Frailty is considerably more common among middle-aged people living with HIV than their HIV-negative counterparts, and is strongly predictive of mortality or incident comorbidity, new research published in Journal of Infectious Diseases affirms. That said, frailty is no stronger a predictor of adverse outcomes among people living with HIV than among HIV-negative people, the study found.
Researchers analyzed data from the Dutch AGEhIV Cohort Study. A frailty index was assigned based on weight loss, low physical activity, exhaustion, decreased grip strength and slow gait speed, with participants who exhibited ≥ 3 of these characteristics considered frail.
While the study included 598 virally suppressed PLWH and 550 HIV-negative controls, absolute numbers of frail participants and deaths were relatively low (86 and 38, respectively). Twelve percent of the PLWH group and 3% of the HIV-negative group were considered frail at baseline. Frailty predicted mortality at an odds ratio of 5.3 independent of age, smoking, alcohol use, or serostatus.

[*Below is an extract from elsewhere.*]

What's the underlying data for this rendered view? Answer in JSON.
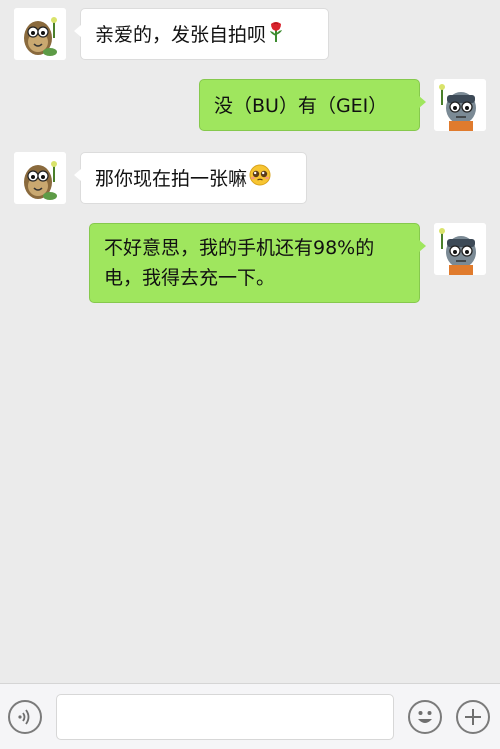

Based on other evidence, physical activity may improve frailty in older people. The authors of the current study called for determining whether such interventions might be useful for younger PLWH, too. “Providing clear advice on what can be done to promote healthy aging and improve clinical outcomes for better quality of life will remain a high priority for PHIV and their providers for many years to come,” wrote James McMahon, Ph.D., M.P.H., M.B.B.S., and Jennifer Hoy, M.B.B.S., of Monash University in Melbourne, Australia, in a related commentary.